this is a reason that exponent is not greater than $\phi(N)$. Now suppose that $e$ is a negative integer number and $gcd(m,N)\neq1$:

$m^e={(m^{-1})}^{|e|} \bmod N$ but we can't compute $m^{-1}$.

For computing $m^e$ we can compute $m^{e+\phi(N)}$ which exponent is positive.

Also if $gcd(m,N)\neq 1$ we can factor $N$.

• $\gcd(m,N) > 1$ is never allowed in RSA, everything relating to that isn't relevant. – Chris Peikert Jan 9 '16 at 14:38
• $m$ is an arbitrary message so $gcd(m,N)>1$ is allowed. But since $p,q$ are very big, this happen with a very very small probability that approximately is $0$. – Meysam Ghahramani Jan 9 '16 at 14:59

Having exponent equal to $e+k\phi(N)$ where $k$ is an integer is equivalent to having it equal to $e$ so you'd be duplicating a modulus, thus duplicating a key.

And in your equation, strictly speaking you should write $m^{-3}=1000^{-1}\bmod55.$

• No, strictly speaking he should write $\;\;\; m^{\hspace{.02 in}-3}\hspace{-0.04 in} \equiv 1000^{\hspace{.03 in}-1} \: \pmod{55} \:\:\:\:$. $\;\;\;\;\;\;\;\;\;$ – user991 Jan 9 '16 at 2:12
• @RickyDemer Thank you, but why can $e$ not be negative? – user9750060 Jan 9 '16 at 2:42
• For your example, e.g., $e=-7$ and $e=48$ are equivalent since $-7+55=48.$ For simplicity positive $e$ is used since every negative $e$ has a corresponding positive $e$ and wouldn't add a "new key". – kodlu Jan 9 '16 at 4:31

Theoretically, you could actually have RSA with negative public exponents, because it is perfectly possible to compute $m^{-1} \bmod N$ for composite moduli $N$, using the Extended Euclidian Algorithm.

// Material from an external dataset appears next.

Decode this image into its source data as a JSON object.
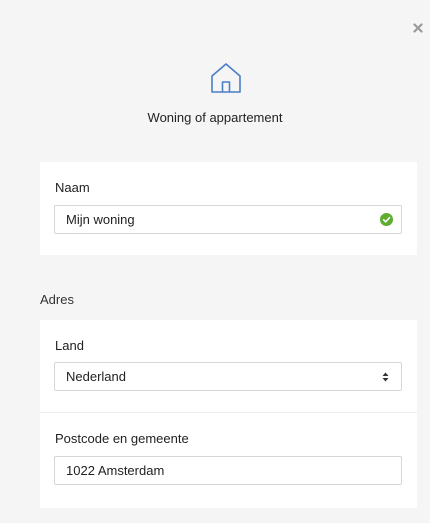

In practice, it would however be completely pointless, since it would make the public key operation significantly less efficient, without any security benefits at all. For the same reason, having public exponents greater than $\phi(N)$ would just make the public key operation less efficient, without any benefits.